Numbers can be deceiving, especially in this situation.

The Oklahoma State women’s basketball team beat Tulsa 78-48, but it wasn’t easy. The Cowgirls were down eight points at halftime — then everything changed.

The Cowgirls went on a 47-9 run in the second half on the strength of their stifling defense. OSU forced 12 steals and held the Golden Hurricane to 10% shooting in the second half.

OSU tallied 16 steals and forced 24 turnovers on Wednesday. Coach Jim Littell said the Cowgirls forced 49 deflections against Tulsa. That’s big a step up from the 37 deflections OSU had against Idaho and Lamar.

Even when they didn’t force a turnover, the Cowgirls were disruptive on defense. Forcing deflections can throw a team out of sync and mess up the timing. That’s what happened against Tulsa as the Cowgirls played lights out on defense.
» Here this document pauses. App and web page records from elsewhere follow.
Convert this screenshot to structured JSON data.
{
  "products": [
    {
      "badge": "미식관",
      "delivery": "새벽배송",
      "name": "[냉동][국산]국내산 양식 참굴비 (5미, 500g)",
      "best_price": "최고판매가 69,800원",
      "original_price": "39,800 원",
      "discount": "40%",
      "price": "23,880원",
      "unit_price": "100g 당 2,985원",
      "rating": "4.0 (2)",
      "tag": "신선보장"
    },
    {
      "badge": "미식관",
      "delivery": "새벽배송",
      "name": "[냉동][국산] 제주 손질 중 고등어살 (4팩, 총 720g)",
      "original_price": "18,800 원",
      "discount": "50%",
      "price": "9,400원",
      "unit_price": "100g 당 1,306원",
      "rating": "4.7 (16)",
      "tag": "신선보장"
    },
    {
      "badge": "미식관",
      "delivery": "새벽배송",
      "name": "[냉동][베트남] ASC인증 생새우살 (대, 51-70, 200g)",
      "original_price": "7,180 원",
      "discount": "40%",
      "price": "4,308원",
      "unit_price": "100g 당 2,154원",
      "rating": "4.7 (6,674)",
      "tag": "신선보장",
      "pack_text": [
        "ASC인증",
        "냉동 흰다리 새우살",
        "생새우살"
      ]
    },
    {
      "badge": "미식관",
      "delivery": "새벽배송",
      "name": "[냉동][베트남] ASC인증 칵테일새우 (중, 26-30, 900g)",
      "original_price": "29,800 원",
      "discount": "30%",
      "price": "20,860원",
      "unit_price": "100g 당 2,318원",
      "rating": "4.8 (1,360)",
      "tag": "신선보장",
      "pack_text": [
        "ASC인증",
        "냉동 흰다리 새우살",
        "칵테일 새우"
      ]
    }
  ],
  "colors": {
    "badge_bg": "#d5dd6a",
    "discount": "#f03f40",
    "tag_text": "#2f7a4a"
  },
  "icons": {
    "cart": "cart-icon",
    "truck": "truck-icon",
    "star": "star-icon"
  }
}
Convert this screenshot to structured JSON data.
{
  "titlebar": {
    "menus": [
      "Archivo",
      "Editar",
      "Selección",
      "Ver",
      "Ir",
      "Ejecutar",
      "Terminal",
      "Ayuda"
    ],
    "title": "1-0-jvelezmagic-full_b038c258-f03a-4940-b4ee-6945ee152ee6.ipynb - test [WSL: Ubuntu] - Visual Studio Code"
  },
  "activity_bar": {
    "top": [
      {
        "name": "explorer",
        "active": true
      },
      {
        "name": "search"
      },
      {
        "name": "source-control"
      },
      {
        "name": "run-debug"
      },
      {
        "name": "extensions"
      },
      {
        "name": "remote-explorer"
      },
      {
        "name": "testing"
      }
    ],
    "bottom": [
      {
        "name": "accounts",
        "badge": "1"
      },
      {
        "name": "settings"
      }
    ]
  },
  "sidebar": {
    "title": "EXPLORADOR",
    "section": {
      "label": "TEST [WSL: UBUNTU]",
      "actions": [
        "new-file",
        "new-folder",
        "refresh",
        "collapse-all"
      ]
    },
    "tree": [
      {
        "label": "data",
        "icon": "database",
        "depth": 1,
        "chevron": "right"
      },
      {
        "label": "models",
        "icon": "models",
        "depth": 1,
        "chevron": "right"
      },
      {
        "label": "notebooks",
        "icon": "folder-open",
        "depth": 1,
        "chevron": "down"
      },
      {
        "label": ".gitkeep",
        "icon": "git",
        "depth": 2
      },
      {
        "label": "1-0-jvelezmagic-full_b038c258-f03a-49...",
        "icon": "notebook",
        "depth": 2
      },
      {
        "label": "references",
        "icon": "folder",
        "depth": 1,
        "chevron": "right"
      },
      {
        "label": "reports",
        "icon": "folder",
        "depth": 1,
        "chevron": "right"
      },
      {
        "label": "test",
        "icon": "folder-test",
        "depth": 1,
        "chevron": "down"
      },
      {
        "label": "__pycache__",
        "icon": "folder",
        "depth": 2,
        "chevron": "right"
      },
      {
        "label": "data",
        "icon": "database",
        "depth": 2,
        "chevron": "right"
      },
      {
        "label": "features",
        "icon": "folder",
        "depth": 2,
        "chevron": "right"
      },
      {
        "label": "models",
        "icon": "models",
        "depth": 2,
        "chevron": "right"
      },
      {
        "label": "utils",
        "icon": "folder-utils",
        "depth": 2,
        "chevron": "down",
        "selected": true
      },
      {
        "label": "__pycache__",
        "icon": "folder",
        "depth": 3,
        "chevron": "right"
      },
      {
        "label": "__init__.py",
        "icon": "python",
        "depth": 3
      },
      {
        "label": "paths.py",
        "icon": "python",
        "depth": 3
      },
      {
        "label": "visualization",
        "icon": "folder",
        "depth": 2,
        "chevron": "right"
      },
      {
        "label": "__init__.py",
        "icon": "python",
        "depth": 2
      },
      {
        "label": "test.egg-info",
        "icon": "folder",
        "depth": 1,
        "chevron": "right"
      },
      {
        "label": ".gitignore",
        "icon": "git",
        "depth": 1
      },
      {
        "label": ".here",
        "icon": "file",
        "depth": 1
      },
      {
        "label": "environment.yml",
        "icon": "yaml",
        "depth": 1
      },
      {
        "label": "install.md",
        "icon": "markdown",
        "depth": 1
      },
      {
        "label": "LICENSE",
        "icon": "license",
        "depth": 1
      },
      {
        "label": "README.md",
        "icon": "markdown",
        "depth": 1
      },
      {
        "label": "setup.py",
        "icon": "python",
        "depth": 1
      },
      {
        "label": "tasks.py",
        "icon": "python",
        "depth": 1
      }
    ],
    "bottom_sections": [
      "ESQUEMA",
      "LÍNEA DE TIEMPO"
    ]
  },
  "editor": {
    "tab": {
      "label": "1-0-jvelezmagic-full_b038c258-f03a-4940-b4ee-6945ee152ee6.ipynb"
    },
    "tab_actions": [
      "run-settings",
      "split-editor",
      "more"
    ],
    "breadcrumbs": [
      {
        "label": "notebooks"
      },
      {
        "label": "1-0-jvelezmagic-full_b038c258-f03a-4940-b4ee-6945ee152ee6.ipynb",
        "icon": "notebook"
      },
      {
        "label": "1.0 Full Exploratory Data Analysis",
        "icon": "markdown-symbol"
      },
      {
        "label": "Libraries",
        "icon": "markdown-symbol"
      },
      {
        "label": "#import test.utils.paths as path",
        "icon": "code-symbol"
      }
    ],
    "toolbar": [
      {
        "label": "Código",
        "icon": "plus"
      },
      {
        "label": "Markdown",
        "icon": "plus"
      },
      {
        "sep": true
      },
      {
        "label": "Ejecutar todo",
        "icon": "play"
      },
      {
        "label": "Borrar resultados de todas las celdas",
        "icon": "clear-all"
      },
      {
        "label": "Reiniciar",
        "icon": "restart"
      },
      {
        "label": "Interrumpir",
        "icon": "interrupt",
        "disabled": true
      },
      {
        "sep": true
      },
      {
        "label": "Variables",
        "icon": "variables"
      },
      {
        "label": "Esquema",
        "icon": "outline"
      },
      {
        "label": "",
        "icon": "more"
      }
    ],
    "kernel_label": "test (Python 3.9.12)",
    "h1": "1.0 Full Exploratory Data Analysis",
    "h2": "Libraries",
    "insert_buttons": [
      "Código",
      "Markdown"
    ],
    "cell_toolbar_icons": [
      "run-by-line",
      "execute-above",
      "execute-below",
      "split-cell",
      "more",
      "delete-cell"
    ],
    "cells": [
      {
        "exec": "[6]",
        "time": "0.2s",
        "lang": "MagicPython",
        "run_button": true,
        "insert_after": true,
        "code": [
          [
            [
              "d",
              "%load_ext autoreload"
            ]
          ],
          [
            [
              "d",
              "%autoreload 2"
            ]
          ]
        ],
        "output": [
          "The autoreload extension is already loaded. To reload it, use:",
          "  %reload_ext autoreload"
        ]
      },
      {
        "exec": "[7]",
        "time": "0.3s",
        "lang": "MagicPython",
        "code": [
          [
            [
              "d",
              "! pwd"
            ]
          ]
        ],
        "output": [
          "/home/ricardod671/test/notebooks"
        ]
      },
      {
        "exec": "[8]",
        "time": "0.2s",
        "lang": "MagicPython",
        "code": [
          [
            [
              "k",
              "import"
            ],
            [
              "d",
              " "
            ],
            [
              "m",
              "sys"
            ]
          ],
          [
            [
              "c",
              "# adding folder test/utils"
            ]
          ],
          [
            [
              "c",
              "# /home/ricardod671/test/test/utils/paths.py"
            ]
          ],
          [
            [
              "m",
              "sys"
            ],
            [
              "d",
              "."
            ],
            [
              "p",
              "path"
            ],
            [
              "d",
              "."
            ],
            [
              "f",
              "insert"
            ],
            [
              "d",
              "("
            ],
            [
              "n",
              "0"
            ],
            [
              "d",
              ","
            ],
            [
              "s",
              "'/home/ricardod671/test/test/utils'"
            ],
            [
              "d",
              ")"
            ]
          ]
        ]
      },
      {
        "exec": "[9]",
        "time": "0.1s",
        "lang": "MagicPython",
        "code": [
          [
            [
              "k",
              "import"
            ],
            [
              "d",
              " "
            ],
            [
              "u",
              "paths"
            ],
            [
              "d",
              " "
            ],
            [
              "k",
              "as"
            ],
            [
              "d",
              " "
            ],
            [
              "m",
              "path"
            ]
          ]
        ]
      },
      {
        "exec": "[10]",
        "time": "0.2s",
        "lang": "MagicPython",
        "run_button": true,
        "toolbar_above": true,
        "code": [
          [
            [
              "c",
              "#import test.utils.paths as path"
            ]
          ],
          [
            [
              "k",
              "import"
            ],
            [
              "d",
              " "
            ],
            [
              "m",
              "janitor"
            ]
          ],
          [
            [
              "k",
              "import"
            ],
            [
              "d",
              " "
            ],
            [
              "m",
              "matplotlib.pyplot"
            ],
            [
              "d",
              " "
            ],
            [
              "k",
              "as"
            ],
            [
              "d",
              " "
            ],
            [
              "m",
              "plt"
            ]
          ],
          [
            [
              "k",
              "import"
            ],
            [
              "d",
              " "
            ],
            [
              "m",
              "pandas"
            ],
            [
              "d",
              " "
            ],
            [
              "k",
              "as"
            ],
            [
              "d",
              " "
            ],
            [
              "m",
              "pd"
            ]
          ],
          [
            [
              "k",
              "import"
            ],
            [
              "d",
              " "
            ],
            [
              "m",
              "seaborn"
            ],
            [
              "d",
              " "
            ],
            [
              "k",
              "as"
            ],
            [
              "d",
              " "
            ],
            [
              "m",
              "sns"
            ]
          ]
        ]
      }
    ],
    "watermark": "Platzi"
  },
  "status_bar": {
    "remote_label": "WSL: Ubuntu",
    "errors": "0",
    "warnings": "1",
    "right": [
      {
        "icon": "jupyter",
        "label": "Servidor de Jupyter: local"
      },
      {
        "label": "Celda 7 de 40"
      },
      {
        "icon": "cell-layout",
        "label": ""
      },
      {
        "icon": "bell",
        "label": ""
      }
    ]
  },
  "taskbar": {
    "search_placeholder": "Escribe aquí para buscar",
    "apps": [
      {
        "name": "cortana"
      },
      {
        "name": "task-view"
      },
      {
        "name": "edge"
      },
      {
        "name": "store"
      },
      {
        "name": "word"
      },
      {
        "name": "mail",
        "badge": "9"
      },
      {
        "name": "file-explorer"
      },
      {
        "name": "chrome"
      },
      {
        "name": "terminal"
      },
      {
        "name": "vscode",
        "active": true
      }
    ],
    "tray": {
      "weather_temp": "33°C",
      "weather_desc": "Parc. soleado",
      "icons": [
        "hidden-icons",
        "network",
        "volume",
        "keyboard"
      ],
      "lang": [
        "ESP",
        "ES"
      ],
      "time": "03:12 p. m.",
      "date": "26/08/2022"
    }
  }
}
OSU forward Vivian Gray said the deflections were an integral part of the game.

“We got a lot of deflections, which is the main goal for us,” Gray said. “Heading into games, we have a goal number of deflections to get and we surpassed that by a lot. That’s what really got us going in the second half, it was good defensive steals and things like that.”

The defense was only half the equation, though. The offense also picked up after the break.

Gray shook off a rough first half and turned in 18 points on an almost perfect 6-for-7 shooting after the break. Gray said the team helped her get back on track.

“I think in the first half I put too much pressure on myself and I tend to come out too fast and rush everything,” Gray said. “I definitely did that. And then I got to the locker room in the second half, my teammates encouraged me and coach told me to just keep pushing through, keep pushing through.”

Gray also had a team-high four steals, one higher than guard Ja’Mee Asberry.

Asberry, who once again had three steals, had an excellent game with 21 points, six assists and four rebounds. Her point total was one shy of her career-high. She also shot 3-for-5 from beyond the arc.

Littell said he wants to see this kind of performance from Asberry regularly.

“We’ve talked to her, that for us to be good, we’ve got to have three premier scorers,” Littell said. “And I think she took that to heart. She was playing at home and we told her after the game, ‘just pretend every time you’re playing in Tulsa’ because it was one of her better games since she got here.”

OSU connected on a season-high 50% of its 3-point attempts, albeit on 12 attempts. Littell said he prefers his team shoot only 10-to-15 threes a game, but he was encouraged by the improved shooting for when teams force the Cowgirls to take a high volume of threes.

“We’ve been in the gym working on it,” Littell said. “We’re going to see that. And ultimately, when people do that, we got to step up and hit shots. Our kids have been shooting it a lot better, indicative of this game and we got people that can make shots. It’s just a matter of relaxing a little bit for our group.”

OSU’s second Big Sky matchup is with Idaho State. The Bengals come into the game with a 2-0 record and scored on average 83 points per game. They’re an experienced, physical group, but Littell said the Cowgirls need to continue building off their last win.

“Our size is going to match up with anybody,” Littell said. “It’s a matter of us guarding and continuing our intensity on the defensive end and then continuing to prove offensively. I think we got a lot better in the second half against Tulsa offensively.”